[Dataset rows for apps and sites]
*-*-*
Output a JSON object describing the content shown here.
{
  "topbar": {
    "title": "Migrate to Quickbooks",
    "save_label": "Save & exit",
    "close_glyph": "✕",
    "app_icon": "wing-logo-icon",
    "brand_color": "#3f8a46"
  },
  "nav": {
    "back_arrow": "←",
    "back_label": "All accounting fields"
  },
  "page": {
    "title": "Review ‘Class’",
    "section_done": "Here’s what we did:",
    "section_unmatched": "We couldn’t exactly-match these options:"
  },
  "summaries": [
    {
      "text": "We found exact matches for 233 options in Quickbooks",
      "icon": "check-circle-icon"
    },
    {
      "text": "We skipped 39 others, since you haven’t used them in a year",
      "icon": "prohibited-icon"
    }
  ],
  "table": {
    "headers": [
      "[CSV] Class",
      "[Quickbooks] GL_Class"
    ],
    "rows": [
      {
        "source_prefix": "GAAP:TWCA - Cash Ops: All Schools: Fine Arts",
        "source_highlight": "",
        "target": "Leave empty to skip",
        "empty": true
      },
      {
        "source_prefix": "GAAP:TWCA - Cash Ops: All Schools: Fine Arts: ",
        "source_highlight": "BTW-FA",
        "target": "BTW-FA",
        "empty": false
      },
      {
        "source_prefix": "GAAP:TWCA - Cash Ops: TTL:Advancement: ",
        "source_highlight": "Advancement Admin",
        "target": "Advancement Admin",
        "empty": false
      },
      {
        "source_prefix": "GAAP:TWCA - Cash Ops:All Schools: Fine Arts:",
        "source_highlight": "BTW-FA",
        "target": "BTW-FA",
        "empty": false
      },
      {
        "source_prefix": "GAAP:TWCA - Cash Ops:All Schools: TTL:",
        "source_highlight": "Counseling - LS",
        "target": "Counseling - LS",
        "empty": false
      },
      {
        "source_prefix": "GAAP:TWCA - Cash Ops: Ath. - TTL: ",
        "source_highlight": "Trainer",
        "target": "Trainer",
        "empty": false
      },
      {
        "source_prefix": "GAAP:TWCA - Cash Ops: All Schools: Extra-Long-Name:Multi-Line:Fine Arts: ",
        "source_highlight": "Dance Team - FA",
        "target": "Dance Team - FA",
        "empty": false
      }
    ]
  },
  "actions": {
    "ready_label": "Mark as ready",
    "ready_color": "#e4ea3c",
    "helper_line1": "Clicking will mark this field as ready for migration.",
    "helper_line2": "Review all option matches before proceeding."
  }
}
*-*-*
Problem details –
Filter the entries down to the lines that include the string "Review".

Output for this exercise –
    "title": "Review ‘Class’",
    "helper_line2": "Review all option matches before proceeding."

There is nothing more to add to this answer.